What is needed =
Which lines below hold the word "battery"? Report each one.

Dataset rows for apps and sites =

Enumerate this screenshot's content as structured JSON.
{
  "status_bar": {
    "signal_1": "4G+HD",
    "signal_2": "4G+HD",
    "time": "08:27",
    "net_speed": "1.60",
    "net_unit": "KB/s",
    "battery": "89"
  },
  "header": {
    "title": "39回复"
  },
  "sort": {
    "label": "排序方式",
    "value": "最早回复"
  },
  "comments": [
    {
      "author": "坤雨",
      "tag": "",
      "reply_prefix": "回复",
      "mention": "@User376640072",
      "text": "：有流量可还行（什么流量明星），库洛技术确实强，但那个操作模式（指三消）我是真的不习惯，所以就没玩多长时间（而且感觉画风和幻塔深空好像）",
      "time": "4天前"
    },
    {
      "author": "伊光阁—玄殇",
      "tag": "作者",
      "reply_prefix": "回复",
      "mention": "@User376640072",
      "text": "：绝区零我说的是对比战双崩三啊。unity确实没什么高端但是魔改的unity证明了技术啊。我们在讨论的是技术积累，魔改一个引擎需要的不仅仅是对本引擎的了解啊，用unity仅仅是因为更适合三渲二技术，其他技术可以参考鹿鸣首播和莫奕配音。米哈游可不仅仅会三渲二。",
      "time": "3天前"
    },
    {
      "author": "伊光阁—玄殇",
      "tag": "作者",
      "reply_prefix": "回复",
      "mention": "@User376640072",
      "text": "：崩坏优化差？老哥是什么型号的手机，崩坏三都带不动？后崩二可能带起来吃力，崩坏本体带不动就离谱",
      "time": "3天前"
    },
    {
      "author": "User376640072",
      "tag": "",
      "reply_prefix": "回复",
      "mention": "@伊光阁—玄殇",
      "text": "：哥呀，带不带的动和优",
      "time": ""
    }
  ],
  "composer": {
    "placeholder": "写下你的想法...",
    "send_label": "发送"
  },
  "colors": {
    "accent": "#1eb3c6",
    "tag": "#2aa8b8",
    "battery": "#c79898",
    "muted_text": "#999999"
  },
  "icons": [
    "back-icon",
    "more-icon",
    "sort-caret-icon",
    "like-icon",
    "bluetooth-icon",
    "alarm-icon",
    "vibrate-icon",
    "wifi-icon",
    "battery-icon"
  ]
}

Solution for this task =
    "battery": "89"
    "battery": "#c79898",
    "battery-icon"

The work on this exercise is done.